Across the whole listing, filter for the string "margin" and copy every line that has it.

*** Begin section ***

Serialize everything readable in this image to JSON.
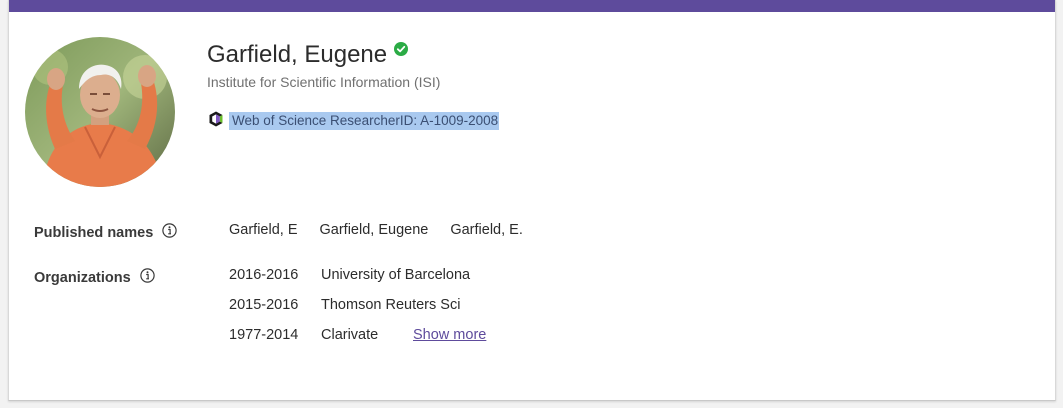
{
  "profile": {
    "name": "Garfield, Eugene",
    "institution": "Institute for Scientific Information (ISI)",
    "researcher_id": "Web of Science ResearcherID: A-1009-2008",
    "verified_color": "#2bab45"
  },
  "published_names": {
    "label": "Published names",
    "names": [
      "Garfield, E",
      "Garfield, Eugene",
      "Garfield, E."
    ]
  },
  "organizations": {
    "label": "Organizations",
    "items": [
      {
        "years": "2016-2016",
        "name": "University of Barcelona"
      },
      {
        "years": "2015-2016",
        "name": "Thomson Reuters Sci"
      },
      {
        "years": "1977-2014",
        "name": "Clarivate"
      }
    ],
    "show_more": "Show more"
  },
  "theme": {
    "accent": "#5e4b9c",
    "selection_highlight": "#a9c9ef"
  }
}
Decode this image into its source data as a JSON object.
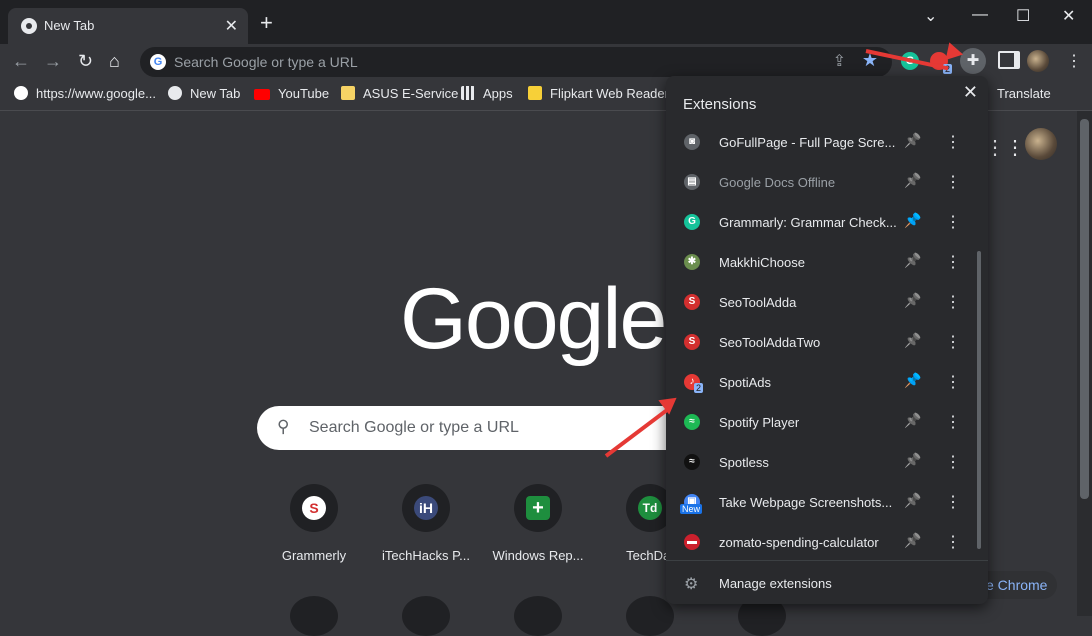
{
  "browser": {
    "tab_title": "New Tab",
    "omnibox_placeholder": "Search Google or type a URL",
    "badge_count": "2"
  },
  "bookmarks": [
    {
      "label": "https://www.google...",
      "icon": "google-icon"
    },
    {
      "label": "New Tab",
      "icon": "globe-icon"
    },
    {
      "label": "YouTube",
      "icon": "youtube-icon"
    },
    {
      "label": "ASUS E-Service",
      "icon": "folder-icon"
    },
    {
      "label": "Apps",
      "icon": "apps-icon"
    },
    {
      "label": "Flipkart Web Reader",
      "icon": "flipkart-icon"
    }
  ],
  "page": {
    "logo": "Google",
    "search_placeholder": "Search Google or type a URL",
    "translate_label": "Translate",
    "chrome_button": "e Chrome"
  },
  "shortcuts": [
    {
      "label": "Grammerly",
      "letter": "S",
      "color": "#d32f2f"
    },
    {
      "label": "iTechHacks P...",
      "letter": "iH",
      "color": "#3b4a7a"
    },
    {
      "label": "Windows Rep...",
      "letter": "+",
      "color": "#1e8e3e"
    },
    {
      "label": "TechDat",
      "letter": "Td",
      "color": "#1e8e3e"
    }
  ],
  "extensions_panel": {
    "title": "Extensions",
    "manage_label": "Manage extensions",
    "items": [
      {
        "name": "GoFullPage - Full Page Scre...",
        "icon": "camera-icon",
        "pinned": false,
        "dim": false,
        "color": "#5f6368",
        "glyph": "◙"
      },
      {
        "name": "Google Docs Offline",
        "icon": "docs-icon",
        "pinned": false,
        "dim": true,
        "color": "#5f6368",
        "glyph": "▤"
      },
      {
        "name": "Grammarly: Grammar Check...",
        "icon": "grammarly-icon",
        "pinned": true,
        "dim": false,
        "color": "#15c39a",
        "glyph": "G"
      },
      {
        "name": "MakkhiChoose",
        "icon": "fly-icon",
        "pinned": false,
        "dim": false,
        "color": "#6b8e4e",
        "glyph": "✱"
      },
      {
        "name": "SeoToolAdda",
        "icon": "seotool-icon",
        "pinned": false,
        "dim": false,
        "color": "#d32f2f",
        "glyph": "S"
      },
      {
        "name": "SeoToolAddaTwo",
        "icon": "seotool-icon",
        "pinned": false,
        "dim": false,
        "color": "#d32f2f",
        "glyph": "S"
      },
      {
        "name": "SpotiAds",
        "icon": "spotiads-icon",
        "pinned": true,
        "dim": false,
        "color": "#e53935",
        "glyph": "♪"
      },
      {
        "name": "Spotify Player",
        "icon": "spotify-icon",
        "pinned": false,
        "dim": false,
        "color": "#1db954",
        "glyph": "≈"
      },
      {
        "name": "Spotless",
        "icon": "spotless-icon",
        "pinned": false,
        "dim": false,
        "color": "#111111",
        "glyph": "≈"
      },
      {
        "name": "Take Webpage Screenshots...",
        "icon": "screenshot-icon",
        "pinned": false,
        "dim": false,
        "color": "#4285f4",
        "glyph": "▣"
      },
      {
        "name": "zomato-spending-calculator",
        "icon": "zomato-icon",
        "pinned": false,
        "dim": false,
        "color": "#cb202d",
        "glyph": "▬"
      }
    ]
  },
  "badges": {
    "new_label": "New",
    "spotiads_count": "2"
  }
}
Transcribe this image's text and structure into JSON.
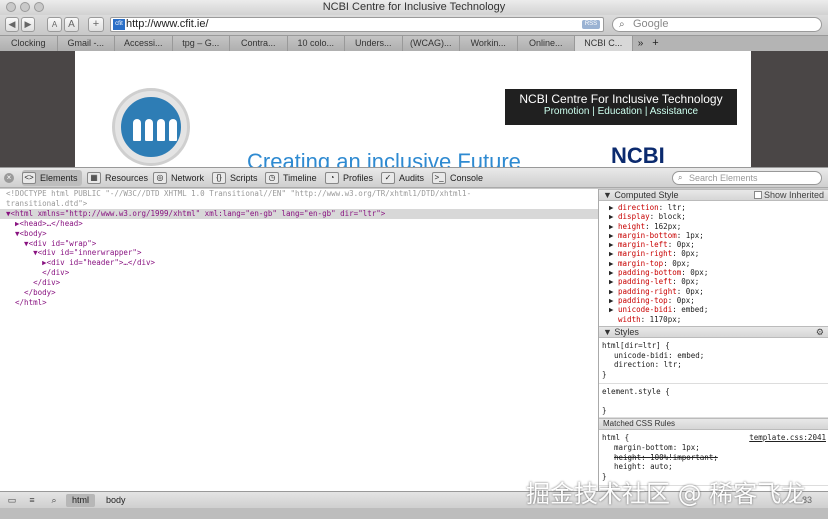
{
  "window": {
    "title": "NCBI Centre for Inclusive Technology"
  },
  "toolbar": {
    "back_label": "◀",
    "forward_label": "▶",
    "font_small": "A",
    "font_large": "A",
    "add_label": "+",
    "favicon_text": "cfit",
    "url": "http://www.cfit.ie/",
    "rss_label": "RSS",
    "search_placeholder": "Google"
  },
  "tabs": [
    {
      "label": "Clocking"
    },
    {
      "label": "Gmail -..."
    },
    {
      "label": "Accessi..."
    },
    {
      "label": "tpg – G..."
    },
    {
      "label": "Contra..."
    },
    {
      "label": "10 colo..."
    },
    {
      "label": "Unders..."
    },
    {
      "label": "(WCAG)..."
    },
    {
      "label": "Workin..."
    },
    {
      "label": "Online..."
    },
    {
      "label": "NCBI C..."
    }
  ],
  "tabs_more": "»",
  "tabs_add": "+",
  "page": {
    "banner_title": "NCBI Centre  For Inclusive Technology",
    "banner_sub": "Promotion | Education | Assistance",
    "tagline": "Creating an inclusive Future",
    "logo_text": "NCBI"
  },
  "devtools": {
    "close_label": "×",
    "panels": [
      {
        "label": "Elements",
        "icon": "<>"
      },
      {
        "label": "Resources",
        "icon": "▦"
      },
      {
        "label": "Network",
        "icon": "◎"
      },
      {
        "label": "Scripts",
        "icon": "{}"
      },
      {
        "label": "Timeline",
        "icon": "◷"
      },
      {
        "label": "Profiles",
        "icon": "◔"
      },
      {
        "label": "Audits",
        "icon": "✓"
      },
      {
        "label": "Console",
        "icon": ">_"
      }
    ],
    "search_placeholder": "Search Elements"
  },
  "dom_lines": [
    "<!DOCTYPE html PUBLIC \"-//W3C//DTD XHTML 1.0 Transitional//EN\" \"http://www.w3.org/TR/xhtml1/DTD/xhtml1-",
    "transitional.dtd\">",
    "▼<html xmlns=\"http://www.w3.org/1999/xhtml\" xml:lang=\"en-gb\" lang=\"en-gb\" dir=\"ltr\">",
    "  ▶<head>…</head>",
    "  ▼<body>",
    "    ▼<div id=\"wrap\">",
    "      ▼<div id=\"innerwrapper\">",
    "        ▶<div id=\"header\">…</div>",
    "        </div>",
    "      </div>",
    "    </body>",
    "  </html>"
  ],
  "sidebar": {
    "computed_title": "Computed Style",
    "show_inherited": "Show Inherited",
    "computed": [
      {
        "name": "direction",
        "value": "ltr;"
      },
      {
        "name": "display",
        "value": "block;"
      },
      {
        "name": "height",
        "value": "162px;"
      },
      {
        "name": "margin-bottom",
        "value": "1px;"
      },
      {
        "name": "margin-left",
        "value": "0px;"
      },
      {
        "name": "margin-right",
        "value": "0px;"
      },
      {
        "name": "margin-top",
        "value": "0px;"
      },
      {
        "name": "padding-bottom",
        "value": "0px;"
      },
      {
        "name": "padding-left",
        "value": "0px;"
      },
      {
        "name": "padding-right",
        "value": "0px;"
      },
      {
        "name": "padding-top",
        "value": "0px;"
      },
      {
        "name": "unicode-bidi",
        "value": "embed;"
      },
      {
        "name": "width",
        "value": "1170px;"
      }
    ],
    "styles_title": "Styles",
    "rule1_selector": "html[dir=ltr] {",
    "rule1_props": [
      "unicode-bidi: embed;",
      "direction: ltr;"
    ],
    "rule1_close": "}",
    "element_style": "element.style {",
    "element_close": "}",
    "matched_title": "Matched CSS Rules",
    "rule2_selector": "html {",
    "rule2_source": "template.css:2041",
    "rule2_props": [
      "margin-bottom: 1px;",
      "height: 100%!important;",
      "height: auto;"
    ],
    "rule2_close": "}"
  },
  "statusbar": {
    "crumbs": [
      "html",
      "body"
    ],
    "error_count": "83"
  },
  "watermark": "掘金技术社区 @ 稀客飞龙"
}
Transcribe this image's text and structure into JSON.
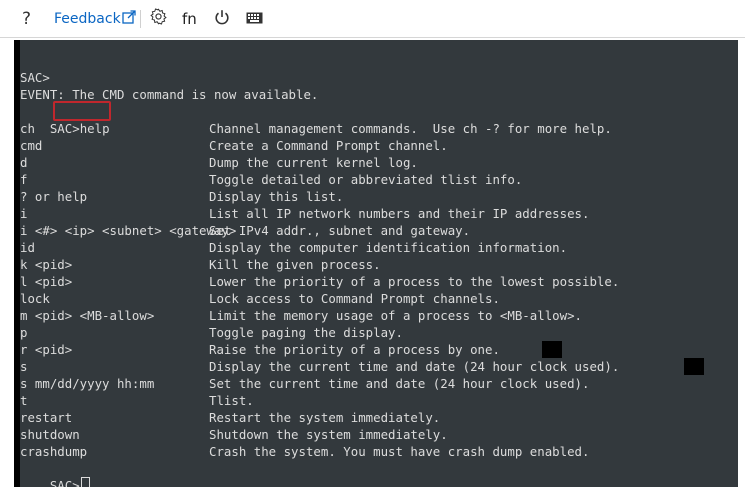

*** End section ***

> [YOUR RESPONSE]:
        "name": "margin-bottom",
        "name": "margin-left",
        "name": "margin-right",
        "name": "margin-top",
      "margin-bottom: 1px;",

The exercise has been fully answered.